Discussing a White House news conference, Packer writes: “He rambled on for nearly an hour and a half…flung insults at reporters…and…congratulated himself so many times and in such preposterous terms…that the White House press corps could only stare in amazement.”
In fairness, there is another point of view.
Dr. Allen J. Frances is the man who wrote the definition of narcissism for the American Psychiatric Association, yet he is on record stating that “Trump isn’t crazy.”
In a “Psychology Today: piece, he stated that “in defining all mental disorders — the behaviors also must cause clinically significant distress or impairment. “
To make his point, Frances alleges that Trump’s “behaviors consistently reap him fame, fortune, women and political power.”
But can’t the same be said about Adolph Hitler, and no one alleges that he wasn’t insane.
If Trump’s success in the business world is an indicator that he is sane, why not, at long last, establish his worth by releasing his income tax returns?
If successful with women, why three wives and who knows how many mistresses?
As to political power, he may be the most powerful world leader at this time, but I do not believe he will survive four years in office and I am not alone in this belief.
Conservative columnist David Brooks writing in the New York Times on January 31, 2017 said “It will not be surprising in the slightest if his term ends not in four or eight years, but sooner, with impeachment or removal under the 25th amendment.”
I’m convinced that, sooner or later, Republicans will come to their senses, overcome fear of retaliation, and put our country before partisan politics.
Maybe, someday, we will agree with Dr. John Gartner that that “narcissism is an untreatable personality disorder…no one can ever tell the malignant narcissist he is wrong.”
Or as Robert Kagan writing in the Washington Post suggests “One wonders if Republican leaders have begun to realize that they may have hitched their fate and the fate of their party to a man with a disordered personality.
Extensive research leads me to agree with the many mental health experts who believe Donald Trump suffers from narcissism, an incurable aberration, which will ultimately lead to his downfall.

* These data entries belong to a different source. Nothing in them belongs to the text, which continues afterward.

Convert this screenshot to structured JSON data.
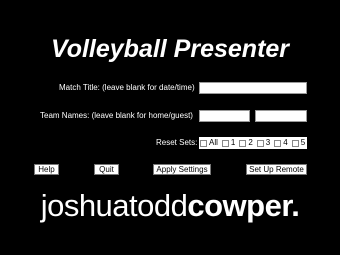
{
  "app": {
    "title": "Volleyball Presenter"
  },
  "form": {
    "match_title_label": "Match Title: (leave blank for date/time)",
    "match_title_value": "",
    "team_names_label": "Team Names: (leave blank for home/guest)",
    "home_team_value": "",
    "guest_team_value": "",
    "reset_sets_label": "Reset Sets:",
    "reset_sets_options": [
      "All",
      "1",
      "2",
      "3",
      "4",
      "5"
    ]
  },
  "buttons": {
    "help": "Help",
    "quit": "Quit",
    "apply": "Apply Settings",
    "remote": "Set Up Remote"
  },
  "branding": {
    "part1": "joshuatodd",
    "part2": "cowper."
  }
}
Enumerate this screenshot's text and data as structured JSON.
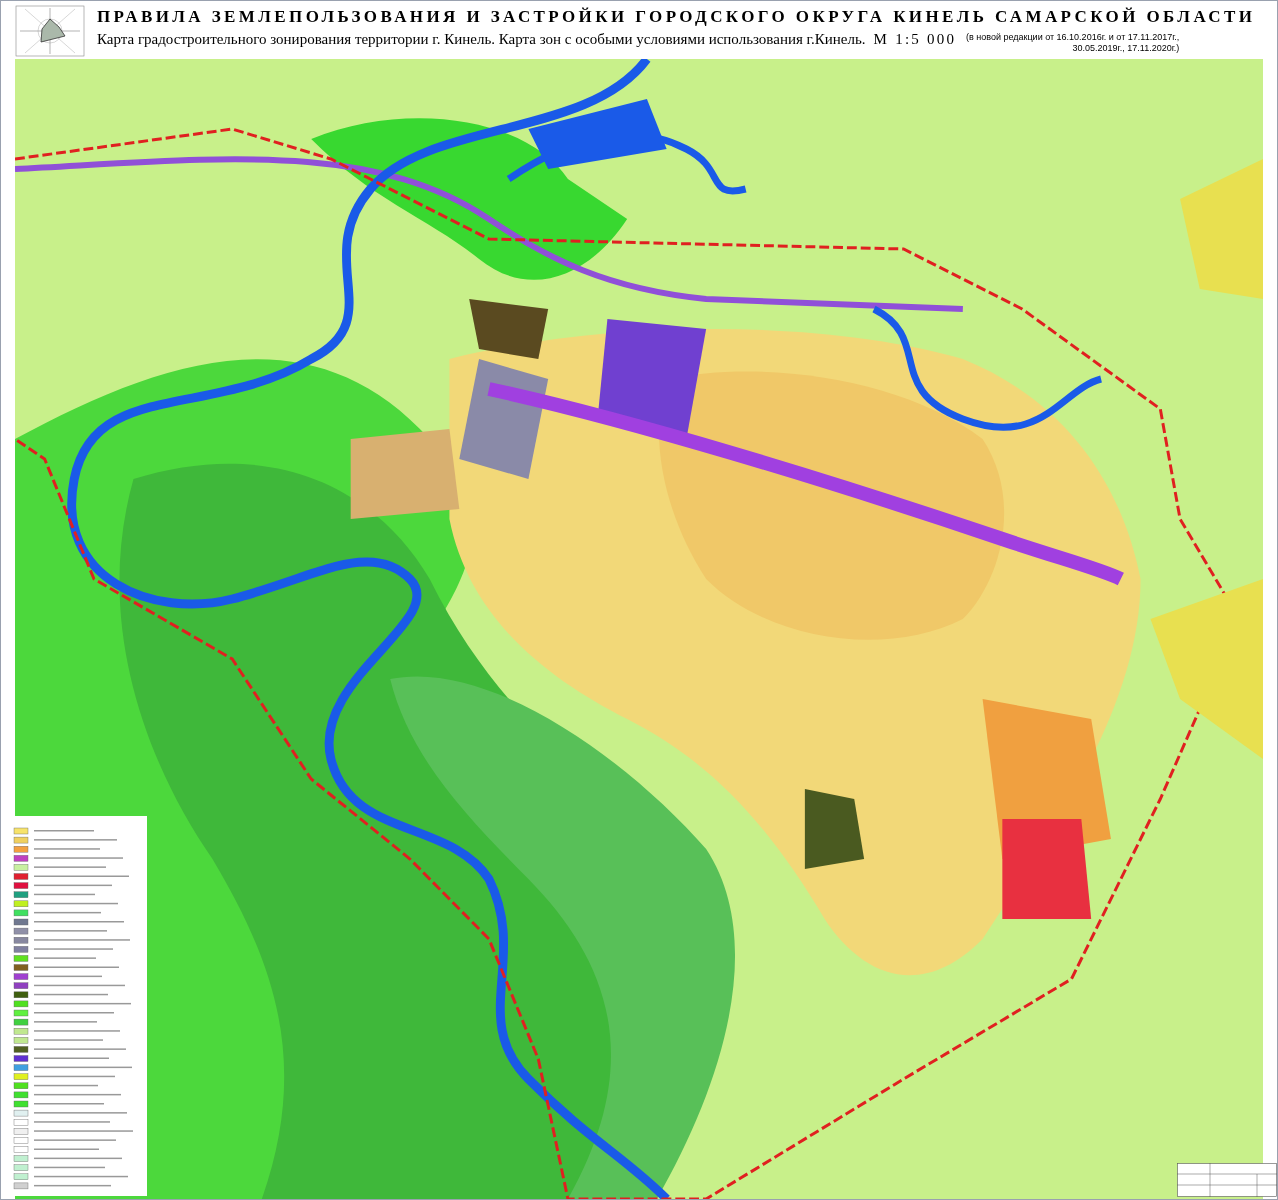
{
  "header": {
    "title": "ПРАВИЛА ЗЕМЛЕПОЛЬЗОВАНИЯ И ЗАСТРОЙКИ ГОРОДСКОГО ОКРУГА КИНЕЛЬ САМАРСКОЙ ОБЛАСТИ",
    "subtitle": "Карта градостроительного зонирования территории г. Кинель. Карта  зон с особыми условиями использования г.Кинель.",
    "scale": "М  1:5  000",
    "edition_note": "(в новой редакции от 16.10.2016г. и от 17.11.2017г., 30.05.2019г., 17.11.2020г.)"
  }
}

All conciliatory efforts that we “work with” him make no sense. He will not modify his behavior because he can’t. No one can predict the date of his downfall, but Winston Churchill’s words may apply. “Now this is not the end. It is not even the beginning of the end. But it is the end of the beginning.”
Dr. Hal Sobel